## Problem
Among the entries that follow, find every line with the word "Front" and list it.

***

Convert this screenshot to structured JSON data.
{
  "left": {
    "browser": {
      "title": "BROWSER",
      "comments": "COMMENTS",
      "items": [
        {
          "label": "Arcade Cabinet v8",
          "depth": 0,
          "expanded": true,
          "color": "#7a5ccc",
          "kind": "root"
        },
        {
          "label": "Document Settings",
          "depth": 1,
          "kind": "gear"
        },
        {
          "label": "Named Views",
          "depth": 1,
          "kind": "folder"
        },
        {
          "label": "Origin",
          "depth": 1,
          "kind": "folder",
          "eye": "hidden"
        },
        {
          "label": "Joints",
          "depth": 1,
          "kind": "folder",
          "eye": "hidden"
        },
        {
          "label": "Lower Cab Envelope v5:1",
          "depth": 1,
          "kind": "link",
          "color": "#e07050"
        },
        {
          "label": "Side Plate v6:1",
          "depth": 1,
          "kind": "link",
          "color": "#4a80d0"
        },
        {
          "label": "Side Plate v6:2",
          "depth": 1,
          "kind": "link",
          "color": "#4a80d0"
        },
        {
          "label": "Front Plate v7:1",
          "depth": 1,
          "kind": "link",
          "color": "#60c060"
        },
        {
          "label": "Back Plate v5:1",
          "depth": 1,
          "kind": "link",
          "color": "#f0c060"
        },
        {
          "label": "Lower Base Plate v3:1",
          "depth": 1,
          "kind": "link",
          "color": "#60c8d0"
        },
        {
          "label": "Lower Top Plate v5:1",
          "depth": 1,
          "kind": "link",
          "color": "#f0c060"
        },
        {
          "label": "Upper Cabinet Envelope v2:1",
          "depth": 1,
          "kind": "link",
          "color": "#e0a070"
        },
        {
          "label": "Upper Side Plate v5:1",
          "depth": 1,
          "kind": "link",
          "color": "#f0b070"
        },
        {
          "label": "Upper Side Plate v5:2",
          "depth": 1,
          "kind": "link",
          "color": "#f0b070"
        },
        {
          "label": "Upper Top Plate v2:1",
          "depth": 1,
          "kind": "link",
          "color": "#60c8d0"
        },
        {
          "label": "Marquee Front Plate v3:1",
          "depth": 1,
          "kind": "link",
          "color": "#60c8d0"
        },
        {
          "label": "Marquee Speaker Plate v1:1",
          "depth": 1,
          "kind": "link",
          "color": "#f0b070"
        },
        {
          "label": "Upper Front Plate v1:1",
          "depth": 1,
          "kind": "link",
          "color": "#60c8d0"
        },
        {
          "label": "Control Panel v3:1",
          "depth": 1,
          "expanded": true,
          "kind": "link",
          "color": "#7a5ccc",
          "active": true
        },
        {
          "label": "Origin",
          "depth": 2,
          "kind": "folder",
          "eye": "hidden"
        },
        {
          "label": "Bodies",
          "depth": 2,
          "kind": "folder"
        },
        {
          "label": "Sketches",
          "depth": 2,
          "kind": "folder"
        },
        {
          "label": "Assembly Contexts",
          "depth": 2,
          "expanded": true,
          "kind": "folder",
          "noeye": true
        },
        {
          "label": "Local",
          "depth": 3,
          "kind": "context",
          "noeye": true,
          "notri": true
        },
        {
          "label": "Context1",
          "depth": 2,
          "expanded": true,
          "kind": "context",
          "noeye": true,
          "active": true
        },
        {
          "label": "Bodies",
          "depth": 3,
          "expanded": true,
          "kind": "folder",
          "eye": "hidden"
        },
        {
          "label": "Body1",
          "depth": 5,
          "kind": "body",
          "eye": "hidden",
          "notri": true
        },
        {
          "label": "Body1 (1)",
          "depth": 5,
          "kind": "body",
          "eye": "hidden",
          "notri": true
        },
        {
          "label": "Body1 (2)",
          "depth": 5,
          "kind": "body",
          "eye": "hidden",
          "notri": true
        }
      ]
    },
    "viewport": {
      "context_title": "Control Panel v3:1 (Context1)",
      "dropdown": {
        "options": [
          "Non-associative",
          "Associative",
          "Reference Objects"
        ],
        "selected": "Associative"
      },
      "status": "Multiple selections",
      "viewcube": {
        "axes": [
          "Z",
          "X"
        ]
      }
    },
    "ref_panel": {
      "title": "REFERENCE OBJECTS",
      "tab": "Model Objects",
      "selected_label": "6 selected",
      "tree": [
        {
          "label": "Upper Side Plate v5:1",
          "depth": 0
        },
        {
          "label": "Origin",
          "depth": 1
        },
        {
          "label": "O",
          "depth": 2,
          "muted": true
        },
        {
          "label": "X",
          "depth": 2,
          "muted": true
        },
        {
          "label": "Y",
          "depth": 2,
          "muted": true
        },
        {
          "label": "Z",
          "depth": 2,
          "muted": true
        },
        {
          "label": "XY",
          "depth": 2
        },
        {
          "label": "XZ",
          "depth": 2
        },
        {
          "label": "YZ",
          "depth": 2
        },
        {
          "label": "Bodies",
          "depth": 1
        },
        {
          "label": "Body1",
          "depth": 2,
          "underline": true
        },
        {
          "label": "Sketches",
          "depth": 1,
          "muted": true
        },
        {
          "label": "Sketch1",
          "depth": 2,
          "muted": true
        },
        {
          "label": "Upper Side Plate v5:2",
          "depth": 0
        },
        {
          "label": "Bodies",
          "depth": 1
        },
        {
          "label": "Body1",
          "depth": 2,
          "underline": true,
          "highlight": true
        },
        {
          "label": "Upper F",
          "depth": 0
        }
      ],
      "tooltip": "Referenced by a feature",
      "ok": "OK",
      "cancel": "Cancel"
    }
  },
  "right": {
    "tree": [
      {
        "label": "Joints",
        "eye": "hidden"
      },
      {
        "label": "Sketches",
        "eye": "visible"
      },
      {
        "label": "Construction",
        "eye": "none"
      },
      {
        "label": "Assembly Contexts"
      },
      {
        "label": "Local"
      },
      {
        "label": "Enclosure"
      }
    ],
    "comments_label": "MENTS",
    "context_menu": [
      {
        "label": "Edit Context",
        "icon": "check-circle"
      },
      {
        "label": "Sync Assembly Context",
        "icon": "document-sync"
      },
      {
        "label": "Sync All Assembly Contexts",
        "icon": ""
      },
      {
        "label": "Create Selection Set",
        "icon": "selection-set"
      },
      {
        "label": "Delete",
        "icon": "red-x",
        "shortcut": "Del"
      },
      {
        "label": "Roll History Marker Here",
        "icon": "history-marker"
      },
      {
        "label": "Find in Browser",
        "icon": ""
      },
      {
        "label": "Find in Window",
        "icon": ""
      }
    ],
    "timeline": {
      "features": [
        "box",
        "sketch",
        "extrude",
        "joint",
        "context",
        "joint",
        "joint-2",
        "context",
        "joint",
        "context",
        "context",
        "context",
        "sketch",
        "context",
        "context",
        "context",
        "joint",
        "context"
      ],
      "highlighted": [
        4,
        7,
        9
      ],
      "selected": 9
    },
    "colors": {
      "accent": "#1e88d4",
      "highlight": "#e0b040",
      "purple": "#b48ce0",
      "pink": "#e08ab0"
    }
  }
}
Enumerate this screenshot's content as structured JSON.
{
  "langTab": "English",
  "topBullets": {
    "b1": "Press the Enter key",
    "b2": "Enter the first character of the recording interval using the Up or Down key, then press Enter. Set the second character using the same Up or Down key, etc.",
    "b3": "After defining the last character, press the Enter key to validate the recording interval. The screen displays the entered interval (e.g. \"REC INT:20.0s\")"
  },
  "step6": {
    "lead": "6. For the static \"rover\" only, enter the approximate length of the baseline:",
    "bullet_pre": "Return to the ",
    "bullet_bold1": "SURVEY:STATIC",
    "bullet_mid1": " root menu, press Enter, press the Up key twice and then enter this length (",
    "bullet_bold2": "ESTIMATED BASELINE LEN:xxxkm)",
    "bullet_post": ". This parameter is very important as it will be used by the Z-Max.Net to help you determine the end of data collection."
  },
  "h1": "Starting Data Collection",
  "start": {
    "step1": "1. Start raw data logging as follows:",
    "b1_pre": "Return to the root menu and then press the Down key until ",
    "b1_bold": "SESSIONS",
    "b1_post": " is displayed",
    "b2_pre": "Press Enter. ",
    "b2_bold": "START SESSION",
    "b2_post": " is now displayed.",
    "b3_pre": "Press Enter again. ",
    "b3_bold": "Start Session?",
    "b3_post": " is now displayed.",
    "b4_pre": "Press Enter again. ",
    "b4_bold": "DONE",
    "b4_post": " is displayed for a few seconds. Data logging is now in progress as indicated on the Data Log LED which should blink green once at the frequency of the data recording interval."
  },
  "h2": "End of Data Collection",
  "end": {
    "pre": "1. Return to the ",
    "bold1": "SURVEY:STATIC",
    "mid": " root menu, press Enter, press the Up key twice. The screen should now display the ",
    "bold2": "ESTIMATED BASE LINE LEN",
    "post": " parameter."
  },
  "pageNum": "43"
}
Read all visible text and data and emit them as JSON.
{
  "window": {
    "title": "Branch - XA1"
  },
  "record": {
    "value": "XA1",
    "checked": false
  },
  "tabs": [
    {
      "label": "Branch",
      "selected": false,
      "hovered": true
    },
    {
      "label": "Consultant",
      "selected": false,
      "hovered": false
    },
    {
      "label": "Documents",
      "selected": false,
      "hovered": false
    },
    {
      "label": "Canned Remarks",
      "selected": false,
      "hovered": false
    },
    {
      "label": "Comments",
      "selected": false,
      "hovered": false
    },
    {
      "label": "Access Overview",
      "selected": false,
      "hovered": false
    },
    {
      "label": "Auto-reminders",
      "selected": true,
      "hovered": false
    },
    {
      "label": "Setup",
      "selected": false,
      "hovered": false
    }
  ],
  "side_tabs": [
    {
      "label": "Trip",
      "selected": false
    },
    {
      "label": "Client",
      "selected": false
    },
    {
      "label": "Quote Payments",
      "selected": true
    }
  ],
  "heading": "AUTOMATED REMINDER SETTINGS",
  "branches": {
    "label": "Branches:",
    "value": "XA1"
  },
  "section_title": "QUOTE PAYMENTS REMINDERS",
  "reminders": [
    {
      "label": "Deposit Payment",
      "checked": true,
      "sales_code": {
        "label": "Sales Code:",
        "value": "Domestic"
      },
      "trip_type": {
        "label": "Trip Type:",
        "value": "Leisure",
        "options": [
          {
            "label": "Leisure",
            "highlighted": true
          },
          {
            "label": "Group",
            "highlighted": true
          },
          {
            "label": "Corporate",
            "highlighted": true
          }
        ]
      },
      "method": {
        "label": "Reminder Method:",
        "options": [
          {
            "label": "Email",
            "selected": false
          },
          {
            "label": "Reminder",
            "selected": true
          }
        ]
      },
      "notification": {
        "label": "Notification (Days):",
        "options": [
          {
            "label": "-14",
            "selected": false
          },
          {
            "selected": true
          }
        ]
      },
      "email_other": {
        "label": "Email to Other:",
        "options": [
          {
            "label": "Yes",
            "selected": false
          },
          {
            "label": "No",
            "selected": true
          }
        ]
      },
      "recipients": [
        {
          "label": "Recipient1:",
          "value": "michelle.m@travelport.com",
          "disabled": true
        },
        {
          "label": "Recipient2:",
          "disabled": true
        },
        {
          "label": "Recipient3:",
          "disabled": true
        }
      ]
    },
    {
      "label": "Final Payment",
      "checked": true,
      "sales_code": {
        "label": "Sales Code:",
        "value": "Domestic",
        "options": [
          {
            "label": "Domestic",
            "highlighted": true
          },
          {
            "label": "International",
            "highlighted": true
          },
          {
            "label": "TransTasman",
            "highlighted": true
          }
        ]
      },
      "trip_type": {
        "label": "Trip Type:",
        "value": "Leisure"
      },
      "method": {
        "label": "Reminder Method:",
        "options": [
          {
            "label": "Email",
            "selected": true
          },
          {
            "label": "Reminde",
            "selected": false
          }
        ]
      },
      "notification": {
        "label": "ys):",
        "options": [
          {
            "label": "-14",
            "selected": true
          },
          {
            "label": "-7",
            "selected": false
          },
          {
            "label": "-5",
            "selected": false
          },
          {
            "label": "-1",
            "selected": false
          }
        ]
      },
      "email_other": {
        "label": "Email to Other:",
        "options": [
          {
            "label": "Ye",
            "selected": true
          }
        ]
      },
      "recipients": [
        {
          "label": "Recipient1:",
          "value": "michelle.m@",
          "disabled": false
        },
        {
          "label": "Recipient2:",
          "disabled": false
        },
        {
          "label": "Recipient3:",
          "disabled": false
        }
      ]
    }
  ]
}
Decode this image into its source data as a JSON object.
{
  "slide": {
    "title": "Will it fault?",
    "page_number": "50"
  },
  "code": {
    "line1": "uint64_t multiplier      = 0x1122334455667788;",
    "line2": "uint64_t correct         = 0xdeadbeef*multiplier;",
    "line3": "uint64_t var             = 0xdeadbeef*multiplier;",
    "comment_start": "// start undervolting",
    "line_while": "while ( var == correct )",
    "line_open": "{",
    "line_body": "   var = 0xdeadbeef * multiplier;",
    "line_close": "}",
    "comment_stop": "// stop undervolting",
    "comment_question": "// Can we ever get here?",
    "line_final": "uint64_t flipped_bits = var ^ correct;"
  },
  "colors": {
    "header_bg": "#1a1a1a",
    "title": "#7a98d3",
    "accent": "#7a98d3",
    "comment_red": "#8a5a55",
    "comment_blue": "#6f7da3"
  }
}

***

## Problem solution
          "label": "Front Plate v7:1",
          "label": "Marquee Front Plate v3:1",
          "label": "Upper Front Plate v1:1",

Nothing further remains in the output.